King & Wood’s Intellectual Property Group

In recent years, the world has witnessed several milestone events signaling the arrival of a new generation of global internet companies. Apart from the much-hyped dawn of social media, there is a much broader trend taking place, one that has outgrown the traditional boundaries of the tech sector itself. “In short,” as Marc Andreessen wrote in a recent Wall Street Journal column, “software is eating the world.” As corresponding developments are happening in China, this new era has caused and will continue to cause dramatic implications on the monitoring and enforcement of intellectual property rights in the country. Continue Reading Enforcing Intellectual Property Rights in the Next Internet Era

By Richard  Wigley of King & Wood’s Intellectual Property Group

China’s packaged software market is estimated to "grow from $4.7 Billion in 2008 to $8.3 Billion by 2013, with a five-year CAGR of 12.1%"1. China’s domestic software industry has, however, long suffered from the effects of rampant software piracy, making it difficult for domestic industry players to proportionally benefit from China’s economic rise over the past 30 years. Though the trials and travails of major global software companies, such as Microsoft, in China have been well-documented, domestic software companies, though with a seeming "home market" advantage, have often found it difficult to build viable business models in this environment. This environment for domestic software companies, however, appears to be changing for the better.Continue Reading China’s Support of Domestic Software Industry Strengthened by State Council Release of P.R.C. Government Policies

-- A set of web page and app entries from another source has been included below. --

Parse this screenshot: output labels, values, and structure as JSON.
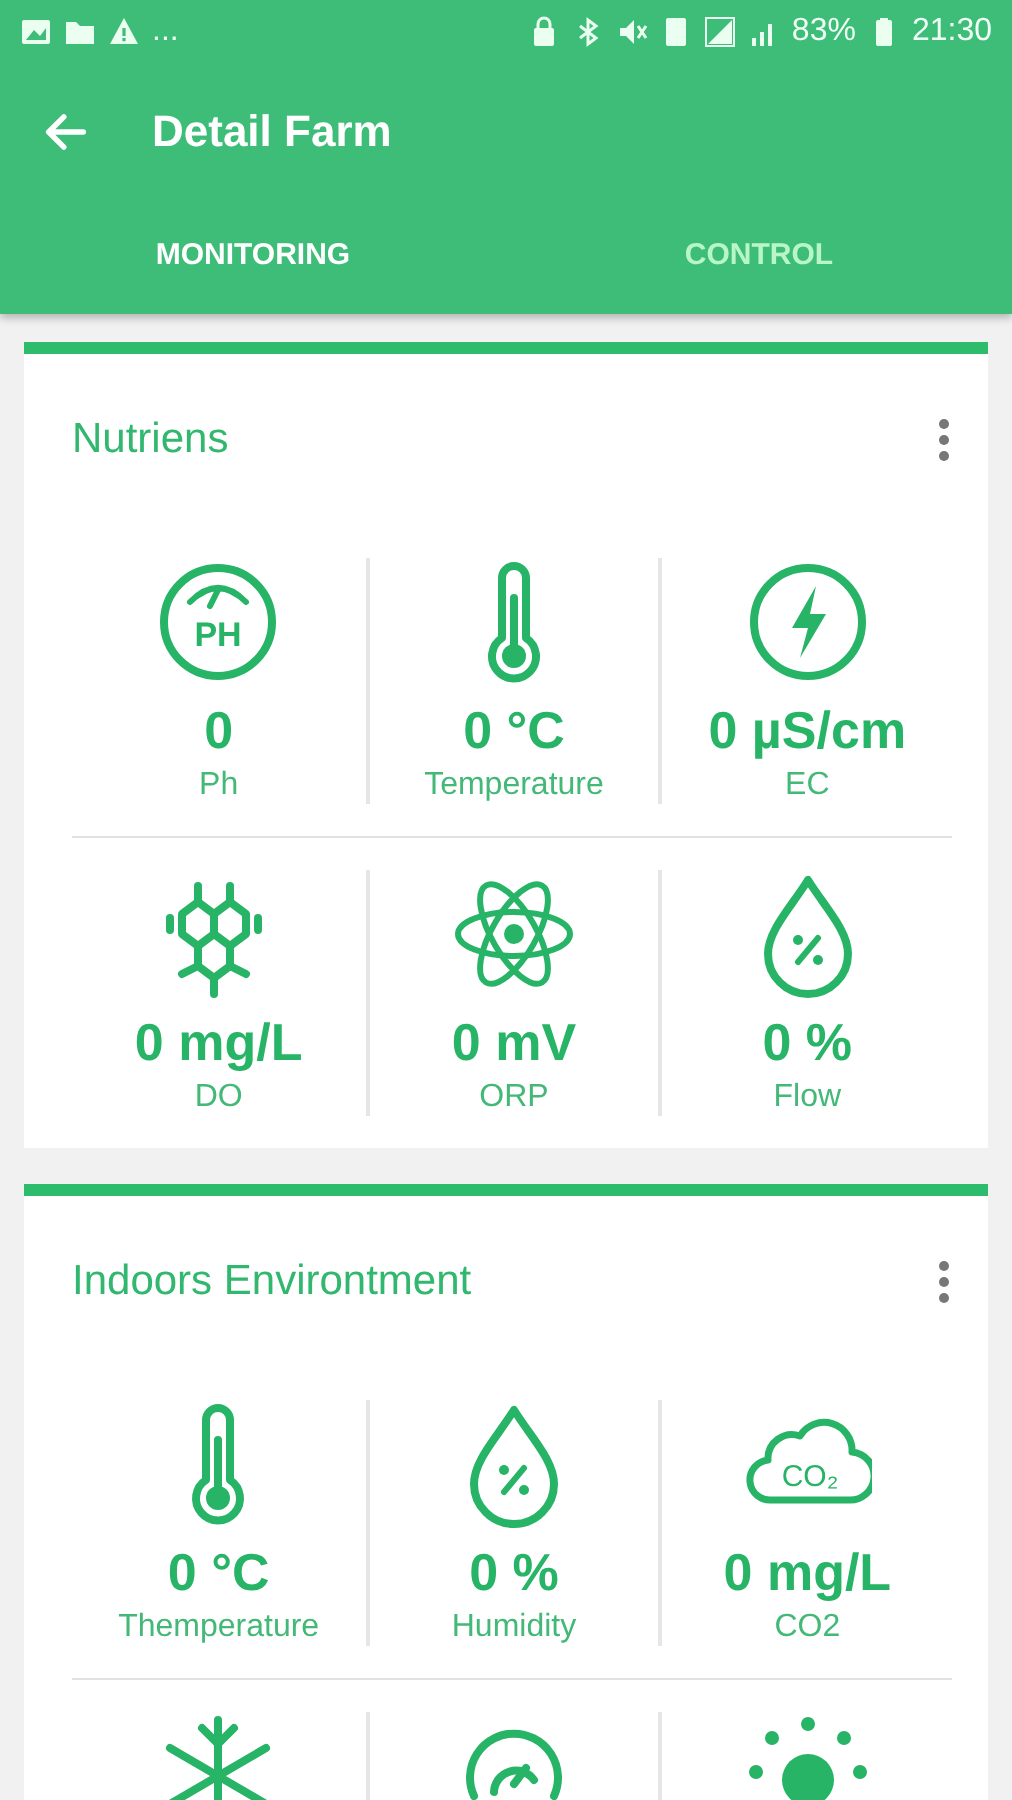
{
  "status_bar": {
    "left_text": "...",
    "battery": "83%",
    "time": "21:30"
  },
  "app_bar": {
    "title": "Detail Farm"
  },
  "tabs": [
    {
      "label": "MONITORING",
      "selected": true
    },
    {
      "label": "CONTROL",
      "selected": false
    }
  ],
  "cards": [
    {
      "title": "Nutriens",
      "rows": [
        [
          {
            "kind": "ph",
            "icon_text": "PH",
            "value": "0",
            "label": "Ph"
          },
          {
            "kind": "thermometer",
            "value": "0 °C",
            "label": "Temperature"
          },
          {
            "kind": "bolt",
            "value": "0 µS/cm",
            "label": "EC"
          }
        ],
        [
          {
            "kind": "hexagons",
            "value": "0 mg/L",
            "label": "DO"
          },
          {
            "kind": "atom",
            "value": "0 mV",
            "label": "ORP"
          },
          {
            "kind": "drop",
            "value": "0 %",
            "label": "Flow"
          }
        ]
      ]
    },
    {
      "title": "Indoors Environtment",
      "rows": [
        [
          {
            "kind": "thermometer",
            "value": "0 °C",
            "label": "Themperature"
          },
          {
            "kind": "drop",
            "value": "0 %",
            "label": "Humidity"
          },
          {
            "kind": "cloud",
            "icon_text": "CO₂",
            "value": "0 mg/L",
            "label": "CO2"
          }
        ],
        [
          {
            "kind": "snowflake"
          },
          {
            "kind": "gauge"
          },
          {
            "kind": "sun"
          }
        ]
      ]
    }
  ]
}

Xu Jing, Partner and Zhao Ye, Associate, IP Litigation

According to the fundamental principles of Chinese courts concerning software resale, the resalability of software under different sales models may also be different.

A. Traditional sales model

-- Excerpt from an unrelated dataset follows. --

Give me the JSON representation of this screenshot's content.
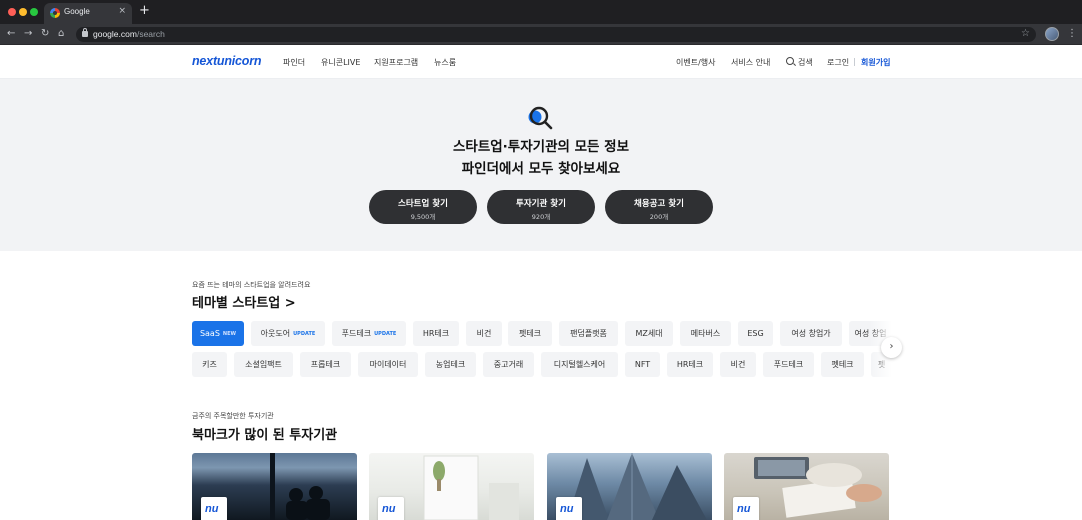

Under the traditional model, the supplier sells to their clients a CD-Rom or floppy disk containing the software and enters into an agreement with the clients on the scope of license.
Continue Reading Software Resale: A China IP Puzzle Part II